Watercolor Basics for beginners

Creative Excitement

Creative excitement the start of a new watercolor painting | watercolor for beginners
This is the best feeling. It’s creative excitement. I’ve spent a little bit of time organizing my supplies, and now I’m sitting in front of a new creative project – a watercolor painting. I’ve done some prep work – I have my reference photo picked out, I’ve taped down my watercolor paper, I’ve measured and taped the horizon line, and I have a plan – I’m going to start with the figures.

There is so much hope and excitement at the beginning of a project. Sometimes a little nervousness too. I’m working larger than I normally do, and adding figures is fairly new too. I think it’s good to push ourselves, to expand our capabilities.

Later will come some struggle. It’s expected and if it was easy, it would be boring. I used to give up when a project got hard, but I’ve learned to push through – it’s extremely satisfying. I may not overcome the struggles perfectly but there’s always a lesson learned for next time.

New to watercolor? I have a pdf Quick Start Guide that will help get you started. Sign up for my newsletter and get the “What you need to know to get started with watercolor” pdf for FREE! Sign up here.
Beginner Watercolor Painting Instructional PDF "What you need to know to get started with Watercolor" Beginner Printable Introduction

These fun and easy pdf tutorials, where you learn watercolor and create a beautiful painting at the same time are available for download in my Etsy shop.
Easy Starfish Watercolor Painting for Beginners | Learn Watercolor Techniques  Easy Forest Watercolor Painting for Beginners | Learn watercolor techniques! #winter #forest #watercolor #beginners How to paint the ocean in watercolor and gouache | tutorial | step by step instructions | painting tips

 

Start with basic brushstrokes

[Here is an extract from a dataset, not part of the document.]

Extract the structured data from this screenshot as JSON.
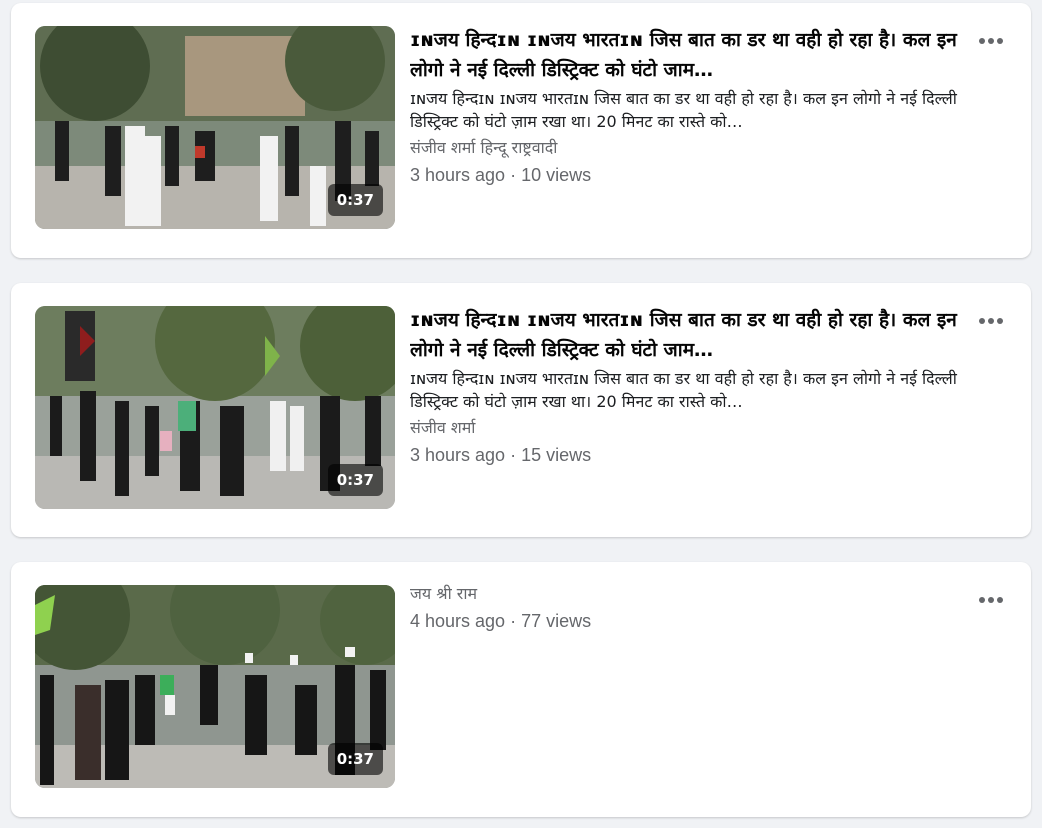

Watercolor setup. Eileen McKenna. #artist #setup
It has been over a week since I last painted – gasp! Work has been busy and I could make other excuses. Things haven’t slowed down, BUT this morning instead of diving right in I thought, “Sometimes we have to make time for the things that are important to us.”

Brushstrokes

I set up all my stuff – which had been put away to use the dining room table. I turned to a blank page in my sketchbook and grabbed a tray of extra blue paint and started making strokes. I had no thoughts about what I would paint. Then I grabbed a fan brush and started playing with that. The strokes reminded me of beach grass.

Beach walkway sketch

Next thing I’m doing a watercolor sketch of the path down to the beach. The jump from no idea to an inspired idea was so quick. So don’t wait for an idea to strike! Sit down, set up, start with some basic lines or brushstrokes. Who knows where it will lead!

I’m so proud that after a year of painting the ocean, there are 21 paintings in my shop,  available as prints on watercolor paper or canvas. Browse them all at shop.eileenmckenna.com.

Want a dose of creative inspiration? Sign up for my newsletter “My Creative Collection” by clicking here. Learn more here.

Watercolor Painting “Must Haves”

Painting “Must Haves” #watercolor #supplies #beginner

I’ve joined in on the fun with Mollie Makes magazine, a lifestyle and craft magazine for those who live creatively, and followed the prompts for #molliemakersweek. Today’s prompt was “must haves.” I recommend these products to anyone starting out in watercolor.

My “must haves”

My “making spot”
“Making Spot” #painting

Want a dose of creative inspiration? Sign up for my newsletter “My Creative Collection” by clicking here. Learn more here.

Have you visited my online shop? Prints of my seascapes are available on watercolor paper or canvas, in many sizes including the new “mini” canvas 11″ x 14″ at shop.eileenmckenna.com. Take a peek!

This post contains affiliate links to products/brands I use and recommend. I earn a small commission whenever you buy using these links, at no additional cost to you. Thank you for supporting my blog!